#### Work to be completed
Any picture in the material should be left out, while all other lines are copied exactly.

________________

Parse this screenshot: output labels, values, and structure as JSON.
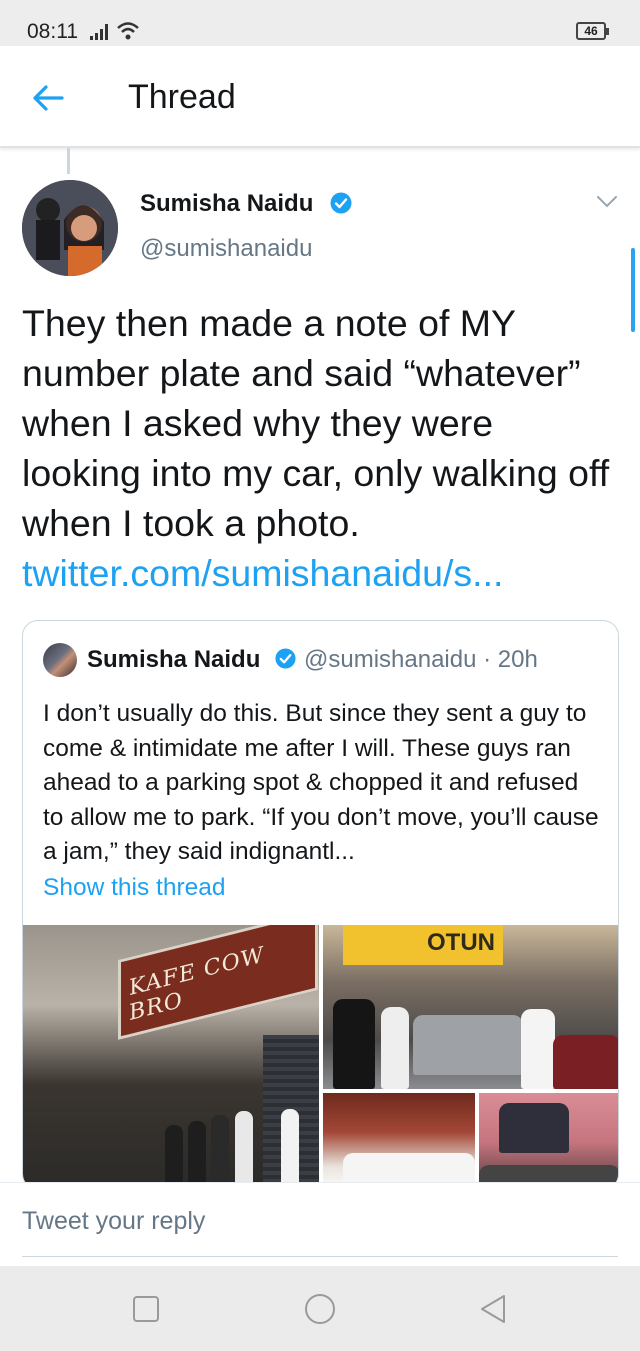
{
  "status_bar": {
    "time": "08:11",
    "battery": "46"
  },
  "header": {
    "title": "Thread"
  },
  "tweet": {
    "author_name": "Sumisha Naidu",
    "author_handle": "@sumishanaidu",
    "text": "They then made a note of MY number plate and said “whatever” when I asked why they were looking into my car, only walking off when I took a photo.",
    "link": "twitter.com/sumishanaidu/s..."
  },
  "quoted_tweet": {
    "author_name": "Sumisha Naidu",
    "meta": "@sumishanaidu · 20h",
    "text": "I don’t usually do this. But since they sent a guy to come & intimidate me after I will. These guys ran ahead to a parking spot & chopped it and refused to allow me to park. “If you don’t move, you’ll cause a jam,” they said indignantl...",
    "show_thread": "Show this thread",
    "photos": {
      "sign_text": "KAFE COW BRO",
      "shop_sign": "OTUN"
    }
  },
  "reply": {
    "placeholder": "Tweet your reply"
  },
  "colors": {
    "accent": "#1da1f2",
    "secondary_text": "#657786",
    "border": "#ccd6dd"
  },
  "icons": {
    "back": "arrow-left-icon",
    "verified": "verified-badge-icon",
    "more": "chevron-down-icon",
    "nav_recents": "square-icon",
    "nav_home": "circle-icon",
    "nav_back": "triangle-back-icon"
  }
}
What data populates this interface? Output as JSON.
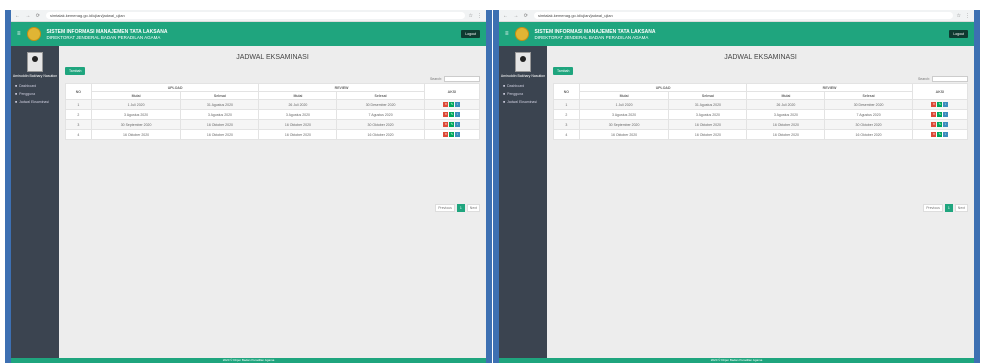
{
  "browser": {
    "url": "simtalak.kemenag.go.id/ujian/jadwal_ujian"
  },
  "header": {
    "title": "SISTEM INFORMASI MANAJEMEN TATA LAKSANA",
    "subtitle": "DIREKTORAT JENDERAL BADAN PERADILAN AGAMA",
    "logout_label": "Logout"
  },
  "sidebar": {
    "user_name": "Amiruddin Bakhary Nasution",
    "items": [
      {
        "label": "Dashboard"
      },
      {
        "label": "Pengguna"
      },
      {
        "label": "Jadwal Eksaminasi"
      }
    ]
  },
  "main": {
    "title": "JADWAL EKSAMINASI",
    "add_label": "Tambah",
    "search_label": "Search:",
    "columns": {
      "no": "NO",
      "upload": "UPLOAD",
      "review": "REVIEW",
      "mulai": "Mulai",
      "selesai": "Selesai",
      "aksi": "AKSI"
    },
    "rows": [
      {
        "no": "1",
        "upload_mulai": "1 Juli 2020",
        "upload_selesai": "31 Agustus 2020",
        "review_mulai": "26 Juli 2020",
        "review_selesai": "30 Desember 2020"
      },
      {
        "no": "2",
        "upload_mulai": "3 Agustus 2020",
        "upload_selesai": "3 Agustus 2020",
        "review_mulai": "3 Agustus 2020",
        "review_selesai": "7 Agustus 2020"
      },
      {
        "no": "3",
        "upload_mulai": "30 September 2020",
        "upload_selesai": "16 Oktober 2020",
        "review_mulai": "16 Oktober 2020",
        "review_selesai": "30 Oktober 2020"
      },
      {
        "no": "4",
        "upload_mulai": "16 Oktober 2020",
        "upload_selesai": "16 Oktober 2020",
        "review_mulai": "16 Oktober 2020",
        "review_selesai": "16 Oktober 2020"
      }
    ],
    "pagination": {
      "previous": "Previous",
      "current": "1",
      "next": "Next"
    }
  },
  "footer": {
    "text": "2020 © Dirjen Badan Peradilan Agama"
  },
  "colors": {
    "primary": "#1fa57e",
    "sidebar": "#3b4450",
    "frame": "#3d70b2"
  }
}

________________

#### Task response
Parse this screenshot: output labels, values, and structure as JSON.
{
  "status_bar": {
    "time": "08:11",
    "battery": "46"
  },
  "header": {
    "title": "Thread"
  },
  "tweet": {
    "author_name": "Sumisha Naidu",
    "author_handle": "@sumishanaidu",
    "text": "They then made a note of MY number plate and said “whatever” when I asked why they were looking into my car, only walking off when I took a photo.",
    "link": "twitter.com/sumishanaidu/s..."
  },
  "quoted_tweet": {
    "author_name": "Sumisha Naidu",
    "meta": "@sumishanaidu · 20h",
    "text": "I don’t usually do this. But since they sent a guy to come & intimidate me after I will. These guys ran ahead to a parking spot & chopped it and refused to allow me to park. “If you don’t move, you’ll cause a jam,” they said indignantl...",
    "show_thread": "Show this thread",
    "photos": {
      "sign_text": "KAFE COW BRO",
      "shop_sign": "OTUN"
    }
  },
  "reply": {
    "placeholder": "Tweet your reply"
  },
  "colors": {
    "accent": "#1da1f2",
    "secondary_text": "#657786",
    "border": "#ccd6dd"
  },
  "icons": {
    "back": "arrow-left-icon",
    "verified": "verified-badge-icon",
    "more": "chevron-down-icon",
    "nav_recents": "square-icon",
    "nav_home": "circle-icon",
    "nav_back": "triangle-back-icon"
  }
}
What data populates this interface? Output as JSON.
{
  "browser": {
    "url": "simtalak.kemenag.go.id/ujian/jadwal_ujian"
  },
  "header": {
    "title": "SISTEM INFORMASI MANAJEMEN TATA LAKSANA",
    "subtitle": "DIREKTORAT JENDERAL BADAN PERADILAN AGAMA",
    "logout_label": "Logout"
  },
  "sidebar": {
    "user_name": "Amiruddin Bakhary Nasution",
    "items": [
      {
        "label": "Dashboard"
      },
      {
        "label": "Pengguna"
      },
      {
        "label": "Jadwal Eksaminasi"
      }
    ]
  },
  "main": {
    "title": "JADWAL EKSAMINASI",
    "add_label": "Tambah",
    "search_label": "Search:",
    "columns": {
      "no": "NO",
      "upload": "UPLOAD",
      "review": "REVIEW",
      "mulai": "Mulai",
      "selesai": "Selesai",
      "aksi": "AKSI"
    },
    "rows": [
      {
        "no": "1",
        "upload_mulai": "1 Juli 2020",
        "upload_selesai": "31 Agustus 2020",
        "review_mulai": "26 Juli 2020",
        "review_selesai": "30 Desember 2020"
      },
      {
        "no": "2",
        "upload_mulai": "3 Agustus 2020",
        "upload_selesai": "3 Agustus 2020",
        "review_mulai": "3 Agustus 2020",
        "review_selesai": "7 Agustus 2020"
      },
      {
        "no": "3",
        "upload_mulai": "30 September 2020",
        "upload_selesai": "16 Oktober 2020",
        "review_mulai": "16 Oktober 2020",
        "review_selesai": "30 Oktober 2020"
      },
      {
        "no": "4",
        "upload_mulai": "16 Oktober 2020",
        "upload_selesai": "16 Oktober 2020",
        "review_mulai": "16 Oktober 2020",
        "review_selesai": "16 Oktober 2020"
      }
    ],
    "pagination": {
      "previous": "Previous",
      "current": "1",
      "next": "Next"
    }
  },
  "footer": {
    "text": "2020 © Dirjen Badan Peradilan Agama"
  },
  "colors": {
    "primary": "#1fa57e",
    "sidebar": "#3b4450",
    "frame": "#3d70b2"
  }
}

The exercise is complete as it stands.